■ Data about app and page elements

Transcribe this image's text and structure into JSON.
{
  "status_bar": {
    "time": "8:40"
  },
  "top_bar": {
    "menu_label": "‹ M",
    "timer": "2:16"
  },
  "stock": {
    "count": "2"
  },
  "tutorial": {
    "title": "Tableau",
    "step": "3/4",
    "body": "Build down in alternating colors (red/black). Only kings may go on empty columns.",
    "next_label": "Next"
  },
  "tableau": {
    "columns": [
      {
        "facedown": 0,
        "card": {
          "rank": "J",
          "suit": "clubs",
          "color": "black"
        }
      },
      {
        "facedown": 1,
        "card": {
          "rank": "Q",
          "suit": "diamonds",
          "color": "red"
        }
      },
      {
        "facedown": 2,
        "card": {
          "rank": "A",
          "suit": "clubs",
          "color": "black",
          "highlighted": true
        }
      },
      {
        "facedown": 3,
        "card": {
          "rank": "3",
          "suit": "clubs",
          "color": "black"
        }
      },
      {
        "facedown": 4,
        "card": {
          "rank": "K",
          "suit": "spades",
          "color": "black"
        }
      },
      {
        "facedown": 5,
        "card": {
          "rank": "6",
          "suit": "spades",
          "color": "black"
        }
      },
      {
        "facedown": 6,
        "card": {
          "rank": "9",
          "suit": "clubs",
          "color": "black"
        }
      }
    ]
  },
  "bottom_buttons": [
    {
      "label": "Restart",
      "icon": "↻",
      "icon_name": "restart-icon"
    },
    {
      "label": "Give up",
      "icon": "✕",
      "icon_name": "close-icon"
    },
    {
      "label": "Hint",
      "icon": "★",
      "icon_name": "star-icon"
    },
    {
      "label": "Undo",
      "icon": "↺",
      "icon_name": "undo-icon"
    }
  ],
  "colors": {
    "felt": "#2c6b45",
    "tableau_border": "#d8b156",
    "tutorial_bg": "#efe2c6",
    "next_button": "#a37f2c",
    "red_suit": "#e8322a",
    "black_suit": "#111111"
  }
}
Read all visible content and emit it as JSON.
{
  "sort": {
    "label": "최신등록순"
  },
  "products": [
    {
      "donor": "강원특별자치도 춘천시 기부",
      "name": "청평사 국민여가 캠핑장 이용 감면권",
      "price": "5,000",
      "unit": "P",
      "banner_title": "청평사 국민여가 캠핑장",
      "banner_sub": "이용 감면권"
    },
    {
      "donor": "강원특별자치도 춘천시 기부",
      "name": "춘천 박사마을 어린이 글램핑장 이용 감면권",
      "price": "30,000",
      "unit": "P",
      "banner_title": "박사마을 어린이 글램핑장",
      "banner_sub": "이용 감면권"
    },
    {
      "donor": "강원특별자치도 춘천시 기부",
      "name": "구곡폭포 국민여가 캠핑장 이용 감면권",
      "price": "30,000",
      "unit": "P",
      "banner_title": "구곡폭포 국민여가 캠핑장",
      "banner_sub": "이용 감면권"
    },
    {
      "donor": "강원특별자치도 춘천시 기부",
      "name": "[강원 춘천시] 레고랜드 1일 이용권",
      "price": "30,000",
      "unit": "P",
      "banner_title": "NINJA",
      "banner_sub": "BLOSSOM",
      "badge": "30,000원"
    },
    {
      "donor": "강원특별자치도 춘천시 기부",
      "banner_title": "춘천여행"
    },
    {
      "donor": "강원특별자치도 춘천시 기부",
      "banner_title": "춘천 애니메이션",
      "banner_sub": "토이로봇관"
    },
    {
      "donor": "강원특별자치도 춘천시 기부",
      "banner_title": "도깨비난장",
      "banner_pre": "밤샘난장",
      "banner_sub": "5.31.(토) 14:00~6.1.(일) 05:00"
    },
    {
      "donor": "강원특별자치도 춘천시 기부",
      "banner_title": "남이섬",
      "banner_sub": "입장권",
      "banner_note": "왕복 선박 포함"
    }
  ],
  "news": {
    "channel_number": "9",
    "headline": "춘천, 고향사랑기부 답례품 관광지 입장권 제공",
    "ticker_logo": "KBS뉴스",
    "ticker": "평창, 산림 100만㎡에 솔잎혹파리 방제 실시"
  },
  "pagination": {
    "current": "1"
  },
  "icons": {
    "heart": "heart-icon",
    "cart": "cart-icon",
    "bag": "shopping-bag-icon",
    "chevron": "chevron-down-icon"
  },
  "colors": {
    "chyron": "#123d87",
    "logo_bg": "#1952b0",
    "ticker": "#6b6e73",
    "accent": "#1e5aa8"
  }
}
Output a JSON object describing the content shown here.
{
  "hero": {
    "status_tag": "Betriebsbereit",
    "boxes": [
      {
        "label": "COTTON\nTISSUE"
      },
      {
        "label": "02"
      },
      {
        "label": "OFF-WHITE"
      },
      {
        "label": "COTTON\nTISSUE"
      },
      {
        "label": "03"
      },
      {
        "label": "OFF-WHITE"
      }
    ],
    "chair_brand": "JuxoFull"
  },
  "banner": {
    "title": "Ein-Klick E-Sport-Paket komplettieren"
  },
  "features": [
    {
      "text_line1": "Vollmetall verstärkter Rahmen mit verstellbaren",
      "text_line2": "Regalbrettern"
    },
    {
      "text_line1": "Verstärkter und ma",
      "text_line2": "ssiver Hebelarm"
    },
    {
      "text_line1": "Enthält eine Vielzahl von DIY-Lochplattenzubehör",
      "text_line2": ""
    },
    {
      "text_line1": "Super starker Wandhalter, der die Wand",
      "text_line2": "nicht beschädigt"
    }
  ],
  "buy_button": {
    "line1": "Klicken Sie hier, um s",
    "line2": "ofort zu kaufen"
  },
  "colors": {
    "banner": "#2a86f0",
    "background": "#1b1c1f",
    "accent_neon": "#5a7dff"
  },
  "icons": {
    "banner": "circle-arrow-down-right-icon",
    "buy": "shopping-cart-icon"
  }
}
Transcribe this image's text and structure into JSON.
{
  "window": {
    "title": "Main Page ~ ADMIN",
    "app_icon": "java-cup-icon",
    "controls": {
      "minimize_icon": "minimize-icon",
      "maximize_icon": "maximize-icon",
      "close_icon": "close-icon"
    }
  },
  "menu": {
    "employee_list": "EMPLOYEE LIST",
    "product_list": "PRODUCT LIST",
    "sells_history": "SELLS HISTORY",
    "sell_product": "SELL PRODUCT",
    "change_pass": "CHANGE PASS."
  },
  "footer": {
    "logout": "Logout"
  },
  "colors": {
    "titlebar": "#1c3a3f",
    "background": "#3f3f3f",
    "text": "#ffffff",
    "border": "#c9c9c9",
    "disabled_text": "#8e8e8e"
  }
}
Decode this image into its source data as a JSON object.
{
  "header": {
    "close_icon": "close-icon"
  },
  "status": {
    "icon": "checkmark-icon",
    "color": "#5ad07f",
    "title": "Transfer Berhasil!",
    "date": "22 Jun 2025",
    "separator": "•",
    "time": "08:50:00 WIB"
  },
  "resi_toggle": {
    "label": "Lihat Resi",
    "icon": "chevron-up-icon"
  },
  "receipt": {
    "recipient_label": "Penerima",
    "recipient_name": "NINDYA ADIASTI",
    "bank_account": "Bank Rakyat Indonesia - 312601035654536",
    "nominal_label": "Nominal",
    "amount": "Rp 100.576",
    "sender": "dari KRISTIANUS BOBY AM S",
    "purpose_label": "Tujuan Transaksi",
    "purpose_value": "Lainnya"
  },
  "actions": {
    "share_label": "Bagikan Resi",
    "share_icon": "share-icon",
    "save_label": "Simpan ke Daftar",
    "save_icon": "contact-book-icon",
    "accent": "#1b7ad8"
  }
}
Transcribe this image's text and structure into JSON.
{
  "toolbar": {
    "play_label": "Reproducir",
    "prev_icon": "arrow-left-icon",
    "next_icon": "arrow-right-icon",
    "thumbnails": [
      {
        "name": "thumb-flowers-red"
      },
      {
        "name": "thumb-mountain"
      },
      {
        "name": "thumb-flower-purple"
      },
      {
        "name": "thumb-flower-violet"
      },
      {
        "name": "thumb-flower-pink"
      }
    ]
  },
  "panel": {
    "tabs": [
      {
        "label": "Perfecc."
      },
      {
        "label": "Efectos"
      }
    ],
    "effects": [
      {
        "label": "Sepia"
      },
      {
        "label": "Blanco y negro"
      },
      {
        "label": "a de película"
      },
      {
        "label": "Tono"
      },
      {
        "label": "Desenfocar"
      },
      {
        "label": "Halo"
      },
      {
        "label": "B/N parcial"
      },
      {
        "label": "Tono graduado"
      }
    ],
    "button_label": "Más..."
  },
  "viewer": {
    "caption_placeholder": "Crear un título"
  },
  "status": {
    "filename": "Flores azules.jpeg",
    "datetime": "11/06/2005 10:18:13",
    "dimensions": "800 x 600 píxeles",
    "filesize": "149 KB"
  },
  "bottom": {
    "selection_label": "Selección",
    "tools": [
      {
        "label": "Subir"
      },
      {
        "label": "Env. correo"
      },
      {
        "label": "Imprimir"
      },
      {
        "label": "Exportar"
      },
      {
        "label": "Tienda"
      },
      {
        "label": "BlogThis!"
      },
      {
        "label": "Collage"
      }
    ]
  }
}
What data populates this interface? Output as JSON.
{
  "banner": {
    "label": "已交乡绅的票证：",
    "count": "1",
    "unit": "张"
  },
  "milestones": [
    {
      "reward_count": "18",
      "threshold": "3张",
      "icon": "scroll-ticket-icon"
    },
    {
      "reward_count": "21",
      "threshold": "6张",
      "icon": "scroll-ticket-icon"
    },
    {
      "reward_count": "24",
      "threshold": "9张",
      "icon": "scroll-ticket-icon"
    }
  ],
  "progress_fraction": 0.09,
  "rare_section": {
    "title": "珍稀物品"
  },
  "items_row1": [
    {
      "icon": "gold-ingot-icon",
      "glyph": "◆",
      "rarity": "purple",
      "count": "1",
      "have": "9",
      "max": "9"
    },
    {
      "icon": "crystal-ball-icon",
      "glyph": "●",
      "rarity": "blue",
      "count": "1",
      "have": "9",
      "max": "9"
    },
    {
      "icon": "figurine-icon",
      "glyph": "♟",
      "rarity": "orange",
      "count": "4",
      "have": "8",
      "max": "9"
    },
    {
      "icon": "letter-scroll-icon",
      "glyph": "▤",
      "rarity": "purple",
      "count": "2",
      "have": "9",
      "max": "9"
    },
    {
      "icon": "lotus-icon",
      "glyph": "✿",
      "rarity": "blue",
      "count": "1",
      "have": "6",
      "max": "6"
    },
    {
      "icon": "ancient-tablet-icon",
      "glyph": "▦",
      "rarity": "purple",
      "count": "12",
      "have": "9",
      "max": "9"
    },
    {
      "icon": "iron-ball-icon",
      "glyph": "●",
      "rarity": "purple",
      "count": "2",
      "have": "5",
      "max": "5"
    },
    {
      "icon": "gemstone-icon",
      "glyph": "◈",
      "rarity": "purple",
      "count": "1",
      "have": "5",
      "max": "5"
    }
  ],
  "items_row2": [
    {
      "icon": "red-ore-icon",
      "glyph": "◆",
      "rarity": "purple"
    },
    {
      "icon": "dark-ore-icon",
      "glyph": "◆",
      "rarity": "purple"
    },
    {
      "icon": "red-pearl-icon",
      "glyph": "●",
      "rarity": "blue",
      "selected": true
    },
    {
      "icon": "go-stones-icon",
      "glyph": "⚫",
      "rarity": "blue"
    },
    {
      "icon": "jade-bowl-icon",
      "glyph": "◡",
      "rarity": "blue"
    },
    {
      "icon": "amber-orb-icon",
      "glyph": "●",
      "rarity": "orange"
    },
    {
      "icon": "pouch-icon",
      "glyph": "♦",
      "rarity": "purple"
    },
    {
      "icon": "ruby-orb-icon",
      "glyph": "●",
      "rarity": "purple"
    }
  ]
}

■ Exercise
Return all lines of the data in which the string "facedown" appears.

■ Reply to the exercise
        "facedown": 0,
        "facedown": 1,
        "facedown": 2,
        "facedown": 3,
        "facedown": 4,
        "facedown": 5,
        "facedown": 6,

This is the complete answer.